No one should doubt the sincerity of the doctors' concerns. However, the "used to be" method of practicing medicine that Sorrell refers to relied on a fee-for-service model that has been a key driver in rising healthcare costs.
Donald Berwick, MD, the former and controversial administrator of the Centers for Medicare and Medicaid Services, noted in a study this spring that waste, fraud, and abuse exceed 20% of total healthcare expenditures in the United States. Medicine can no longer afford to simply "do what is best for you and your family" in an uncoordinated manner that doesn't attempt to streamline processes and identify wasteful redundancies.
While many of us can remember a simpler time for healthcare delivery, those days are gone for good.

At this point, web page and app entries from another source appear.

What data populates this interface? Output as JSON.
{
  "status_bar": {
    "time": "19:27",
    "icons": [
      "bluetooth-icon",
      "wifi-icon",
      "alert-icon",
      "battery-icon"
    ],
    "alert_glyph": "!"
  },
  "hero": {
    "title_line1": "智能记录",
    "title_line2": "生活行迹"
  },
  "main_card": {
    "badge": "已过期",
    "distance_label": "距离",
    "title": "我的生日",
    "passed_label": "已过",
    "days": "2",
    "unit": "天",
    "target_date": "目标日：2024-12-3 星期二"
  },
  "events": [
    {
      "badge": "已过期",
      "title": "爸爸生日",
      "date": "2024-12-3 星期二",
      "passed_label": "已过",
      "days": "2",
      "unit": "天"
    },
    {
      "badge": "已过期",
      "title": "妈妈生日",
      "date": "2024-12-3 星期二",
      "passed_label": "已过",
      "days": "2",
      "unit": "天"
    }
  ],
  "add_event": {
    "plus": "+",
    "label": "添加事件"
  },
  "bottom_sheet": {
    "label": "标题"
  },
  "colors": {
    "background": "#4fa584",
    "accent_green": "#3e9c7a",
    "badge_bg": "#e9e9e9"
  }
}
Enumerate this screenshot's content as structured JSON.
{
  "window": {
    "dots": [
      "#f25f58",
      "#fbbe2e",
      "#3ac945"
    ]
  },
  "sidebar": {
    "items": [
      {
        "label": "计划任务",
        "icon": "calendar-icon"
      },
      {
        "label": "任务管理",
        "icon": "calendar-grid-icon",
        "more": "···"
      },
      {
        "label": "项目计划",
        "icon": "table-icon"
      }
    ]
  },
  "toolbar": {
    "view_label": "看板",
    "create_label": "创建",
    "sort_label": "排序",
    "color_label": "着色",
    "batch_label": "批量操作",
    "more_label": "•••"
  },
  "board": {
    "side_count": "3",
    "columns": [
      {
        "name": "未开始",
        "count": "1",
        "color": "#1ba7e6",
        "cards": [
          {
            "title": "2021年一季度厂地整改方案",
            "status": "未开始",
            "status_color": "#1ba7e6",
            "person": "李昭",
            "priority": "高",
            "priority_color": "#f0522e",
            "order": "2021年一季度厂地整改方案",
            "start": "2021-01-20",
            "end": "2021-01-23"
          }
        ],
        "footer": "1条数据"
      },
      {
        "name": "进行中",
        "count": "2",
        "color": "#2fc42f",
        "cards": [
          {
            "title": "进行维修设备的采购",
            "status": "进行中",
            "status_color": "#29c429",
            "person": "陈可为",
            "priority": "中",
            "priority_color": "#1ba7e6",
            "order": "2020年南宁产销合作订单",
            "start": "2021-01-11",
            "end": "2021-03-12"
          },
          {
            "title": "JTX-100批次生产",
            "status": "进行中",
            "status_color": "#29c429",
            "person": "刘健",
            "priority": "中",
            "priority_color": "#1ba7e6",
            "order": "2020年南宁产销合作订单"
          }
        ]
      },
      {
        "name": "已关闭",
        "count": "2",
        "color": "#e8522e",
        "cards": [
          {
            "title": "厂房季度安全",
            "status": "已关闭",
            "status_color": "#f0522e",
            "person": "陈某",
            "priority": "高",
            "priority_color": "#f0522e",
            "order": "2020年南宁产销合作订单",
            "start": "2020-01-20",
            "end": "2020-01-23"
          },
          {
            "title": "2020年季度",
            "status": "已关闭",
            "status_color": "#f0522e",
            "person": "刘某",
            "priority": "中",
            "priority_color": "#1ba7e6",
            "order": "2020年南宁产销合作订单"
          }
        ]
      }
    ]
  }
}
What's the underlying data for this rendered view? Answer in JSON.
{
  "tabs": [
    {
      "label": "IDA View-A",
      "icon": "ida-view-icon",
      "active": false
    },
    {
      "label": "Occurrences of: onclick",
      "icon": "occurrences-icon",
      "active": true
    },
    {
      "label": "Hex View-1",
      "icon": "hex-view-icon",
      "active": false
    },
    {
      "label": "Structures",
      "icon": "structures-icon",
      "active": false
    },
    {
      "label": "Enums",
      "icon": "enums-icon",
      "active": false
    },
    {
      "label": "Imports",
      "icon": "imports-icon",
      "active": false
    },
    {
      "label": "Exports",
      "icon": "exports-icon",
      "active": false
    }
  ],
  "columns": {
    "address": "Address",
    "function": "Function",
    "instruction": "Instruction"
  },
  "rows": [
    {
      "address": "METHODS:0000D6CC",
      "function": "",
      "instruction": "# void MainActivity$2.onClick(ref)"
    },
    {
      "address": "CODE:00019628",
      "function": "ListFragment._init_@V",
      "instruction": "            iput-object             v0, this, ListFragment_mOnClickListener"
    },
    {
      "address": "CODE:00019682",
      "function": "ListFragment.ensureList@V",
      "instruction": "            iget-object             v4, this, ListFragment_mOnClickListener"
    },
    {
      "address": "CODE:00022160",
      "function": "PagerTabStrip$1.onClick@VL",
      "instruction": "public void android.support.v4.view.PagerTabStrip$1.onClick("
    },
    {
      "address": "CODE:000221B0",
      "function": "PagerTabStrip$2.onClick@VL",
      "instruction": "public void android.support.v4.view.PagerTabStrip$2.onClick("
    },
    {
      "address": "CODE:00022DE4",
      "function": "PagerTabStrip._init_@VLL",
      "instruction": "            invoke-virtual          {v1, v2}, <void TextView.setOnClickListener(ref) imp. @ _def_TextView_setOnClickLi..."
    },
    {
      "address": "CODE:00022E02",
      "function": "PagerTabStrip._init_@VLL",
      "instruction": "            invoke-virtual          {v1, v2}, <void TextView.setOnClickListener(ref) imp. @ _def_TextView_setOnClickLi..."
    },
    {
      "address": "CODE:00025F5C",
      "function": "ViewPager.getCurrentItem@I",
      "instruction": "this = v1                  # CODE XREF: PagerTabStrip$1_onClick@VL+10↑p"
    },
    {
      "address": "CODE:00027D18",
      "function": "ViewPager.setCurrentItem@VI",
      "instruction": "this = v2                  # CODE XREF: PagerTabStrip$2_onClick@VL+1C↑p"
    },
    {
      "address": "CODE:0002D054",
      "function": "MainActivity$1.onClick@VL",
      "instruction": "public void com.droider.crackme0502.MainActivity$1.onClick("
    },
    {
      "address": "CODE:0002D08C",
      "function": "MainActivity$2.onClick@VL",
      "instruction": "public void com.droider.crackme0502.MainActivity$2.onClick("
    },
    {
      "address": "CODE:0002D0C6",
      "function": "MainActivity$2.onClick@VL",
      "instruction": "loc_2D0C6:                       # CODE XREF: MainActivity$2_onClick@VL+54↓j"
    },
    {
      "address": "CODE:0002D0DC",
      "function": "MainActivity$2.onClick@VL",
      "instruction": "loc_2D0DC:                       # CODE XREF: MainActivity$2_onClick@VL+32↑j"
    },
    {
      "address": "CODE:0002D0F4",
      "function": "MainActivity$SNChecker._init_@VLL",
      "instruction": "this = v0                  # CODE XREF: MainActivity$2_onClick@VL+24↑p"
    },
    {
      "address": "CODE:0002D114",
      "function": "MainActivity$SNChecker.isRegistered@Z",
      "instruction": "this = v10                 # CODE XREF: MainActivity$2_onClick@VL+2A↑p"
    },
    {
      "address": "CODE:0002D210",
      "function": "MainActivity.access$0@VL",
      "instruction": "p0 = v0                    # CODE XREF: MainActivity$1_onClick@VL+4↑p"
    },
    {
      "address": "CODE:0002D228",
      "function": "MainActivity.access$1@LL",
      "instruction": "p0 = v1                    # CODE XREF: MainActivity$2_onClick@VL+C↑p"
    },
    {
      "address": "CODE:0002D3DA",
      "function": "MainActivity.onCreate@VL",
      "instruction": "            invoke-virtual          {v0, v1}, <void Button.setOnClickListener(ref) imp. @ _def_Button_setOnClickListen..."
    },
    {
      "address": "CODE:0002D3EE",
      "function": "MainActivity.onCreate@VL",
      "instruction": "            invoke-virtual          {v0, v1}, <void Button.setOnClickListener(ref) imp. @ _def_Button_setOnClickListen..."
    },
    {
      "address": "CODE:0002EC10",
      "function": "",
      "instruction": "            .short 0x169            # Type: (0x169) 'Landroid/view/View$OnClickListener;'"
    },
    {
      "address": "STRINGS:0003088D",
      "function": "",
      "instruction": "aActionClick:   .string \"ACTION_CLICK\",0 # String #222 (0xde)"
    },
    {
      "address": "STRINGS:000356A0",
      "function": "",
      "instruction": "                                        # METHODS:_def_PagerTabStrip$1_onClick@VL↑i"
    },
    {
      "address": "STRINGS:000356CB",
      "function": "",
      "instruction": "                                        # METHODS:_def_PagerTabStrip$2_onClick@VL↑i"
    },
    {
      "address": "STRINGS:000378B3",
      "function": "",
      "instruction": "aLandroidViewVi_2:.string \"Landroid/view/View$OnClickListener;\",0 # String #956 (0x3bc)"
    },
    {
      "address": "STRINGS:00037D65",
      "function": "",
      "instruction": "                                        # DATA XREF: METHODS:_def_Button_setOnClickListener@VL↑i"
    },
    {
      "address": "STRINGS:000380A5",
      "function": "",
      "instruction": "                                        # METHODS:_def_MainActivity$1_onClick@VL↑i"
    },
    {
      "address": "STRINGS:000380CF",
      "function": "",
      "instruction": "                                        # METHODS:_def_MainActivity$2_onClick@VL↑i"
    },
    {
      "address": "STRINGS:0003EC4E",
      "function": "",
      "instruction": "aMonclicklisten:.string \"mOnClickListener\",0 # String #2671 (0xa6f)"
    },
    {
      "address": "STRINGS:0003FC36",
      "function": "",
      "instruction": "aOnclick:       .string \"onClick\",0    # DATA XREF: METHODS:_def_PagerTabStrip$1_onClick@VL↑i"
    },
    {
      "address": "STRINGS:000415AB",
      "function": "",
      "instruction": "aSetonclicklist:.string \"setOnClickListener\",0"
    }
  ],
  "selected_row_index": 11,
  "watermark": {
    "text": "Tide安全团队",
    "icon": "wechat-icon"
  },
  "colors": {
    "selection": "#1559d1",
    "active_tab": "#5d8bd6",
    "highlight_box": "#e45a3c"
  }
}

The driver here is not ideology or politics. The driver is money. Healthcare is becoming increasingly unaffordable for many of Americans with annual cost growth that is two- to three-times higher than the rate of inflation in the overall economy. (That may be about to change in Massachusetts, where a cost containment bill is on the way to being signed by Governor Deval Patrick (D).)